- A person who leaves the intended bad deed [undone] out of fear of people. In such a case, this person has, even so, still committed a sin, a blameworthy act of the heart. While leaving off the action of the intended sin is a rewardable act of worship, still it is rewardable only when done for the sake of pleasing Allah, not for the sake of looking good in the eyes of the people around him—whether they be fellow Muslims or others.
- A person who has determined to commit the bad deed, but fails because he is not actually capable of carrying it out. He may be prevented by circumstances beyond his control. In this category he doesn’t seek the means to overcome those circumstances. Perhaps he simply loses interest for the time being. In such a case, this person is accounted as having committed a bad deed due to his having determined to follow through on something he had weighed in his heart (at Stage 4) and decided to go ahead.
- A person who fails to commit the bad deed because he is incapable of doing so. In this category [unlike in category 3) he seeks —but unsuccessfully— the means of committing it. In such a case, a full bad deed is written to the account of this person, because having the will to commit a sin is like committing it. In this case, he did not change his mind about trying to follow through (category 1), nor did he stop seeking the means to fulfill his intention (category 3) .
- A person has a continuing intention (al-Azm) to perform a blameworthy deed. That person is punishable for it, whether his continuing intention came before his first success at the bad deed or, again, after a further successful repetition of this bad deed. So if a person commits a sin, and then he intends to do it again when he again has the opportunity, this is a person who insists on committing sins. In that case, he is punishable for this intention, even if he never actually succeeds again in committing the sin.
Notice that having once “gotten away with” soiling his heart with this blameworthy deed, he continues to be open to the opportunity of doing the same thing again.
The seriousness of the punishment deserved —and decided— for wrongdoing is left to Allah’s merciful judgment. He has given to mankind guidelines which can —at one and the same time— encourage us to do good and forbid us from doing evil. Further details follow in Parts 2 and 3.
The above categories of calculating the increasing seriousness of bad deeds to the detriment of the health of our hearts can be thought of as a system of “Cost-Benefit Analysis.” This ascending scale of seriousness (in Stage 5 Options above) increases from category (1) —in which the effect of the bad deed is wiped out— to category 5 —which incurs the most deterioration and destructive effects on the spiritual heart.
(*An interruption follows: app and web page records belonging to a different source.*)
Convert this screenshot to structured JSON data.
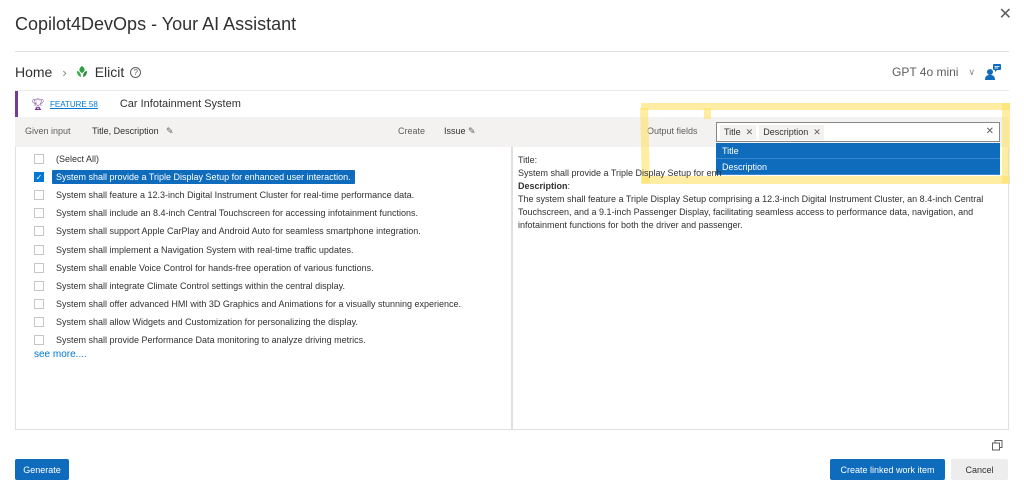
{
  "app": {
    "title": "Copilot4DevOps - Your AI Assistant"
  },
  "breadcrumb": {
    "home": "Home",
    "current": "Elicit"
  },
  "model_selector": {
    "value": "GPT 4o mini"
  },
  "feature": {
    "link": "FEATURE 58",
    "title": "Car Infotainment System"
  },
  "options": {
    "given_input_label": "Given input",
    "given_input_value": "Title, Description",
    "create_label": "Create",
    "create_value": "Issue",
    "output_fields_label": "Output fields",
    "output_chips": [
      "Title",
      "Description"
    ],
    "dropdown_options": [
      "Title",
      "Description"
    ]
  },
  "requirements": {
    "select_all": "(Select All)",
    "items": [
      "System shall provide a Triple Display Setup for enhanced user interaction.",
      "System shall feature a 12.3-inch Digital Instrument Cluster for real-time performance data.",
      "System shall include an 8.4-inch Central Touchscreen for accessing infotainment functions.",
      "System shall support Apple CarPlay and Android Auto for seamless smartphone integration.",
      "System shall implement a Navigation System with real-time traffic updates.",
      "System shall enable Voice Control for hands-free operation of various functions.",
      "System shall integrate Climate Control settings within the central display.",
      "System shall offer advanced HMI with 3D Graphics and Animations for a visually stunning experience.",
      "System shall allow Widgets and Customization for personalizing the display.",
      "System shall provide Performance Data monitoring to analyze driving metrics."
    ],
    "see_more": "see more...."
  },
  "detail": {
    "title_label": "Title",
    "title_value": "System shall provide a Triple Display Setup for enh",
    "description_label": "Description",
    "description_value": "The system shall feature a Triple Display Setup comprising a 12.3-inch Digital Instrument Cluster, an 8.4-inch Central Touchscreen, and a 9.1-inch Passenger Display, facilitating seamless access to performance data, navigation, and infotainment functions for both the driver and passenger."
  },
  "buttons": {
    "generate": "Generate",
    "create_linked": "Create linked work item",
    "cancel": "Cancel"
  },
  "colors": {
    "accent": "#0f6cbd",
    "feature": "#773b93",
    "highlight": "#fde269"
  }
}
Being aware of this sliding scale of consequences can help us monitor the acts of our spiritual hearts and assist us to make our decisions regarding which promptings of our hearts to follow in consideration of their various degrees of greater reward, and which to reject at all costs because of their profound blackening of our hearts.
Our goal, of course, is to learn to maximize good deeds and to carry them out with exclusively pure intention. It is well known, however, that we constantly live with the possibility either of pleasing Allah or of displeasing Him. The above Stage 5 Options can spur us deliberately to CHOOSE to reject what will displease our Creator and Lord, and deliberately to allow ourselves to be doing only what will please Him.
Not only are their various degrees of intention which govern the purity of our hearts further addressed in Part 2, but we also look at degrees of wrongdoing impinging upon the soundness of our hearts, as well as the design of repentance.
 I would like to acknowledge my debt of gratitude for assistance in writing this article to Al-Azhar University graduate, Mr. Ahmed Nagy, now Director of the online Firdaws Academy for English language teaching of the Qur’an, Arabic language and Islamic Studies <https://firdawsacademy.com>,where the author is a tutor.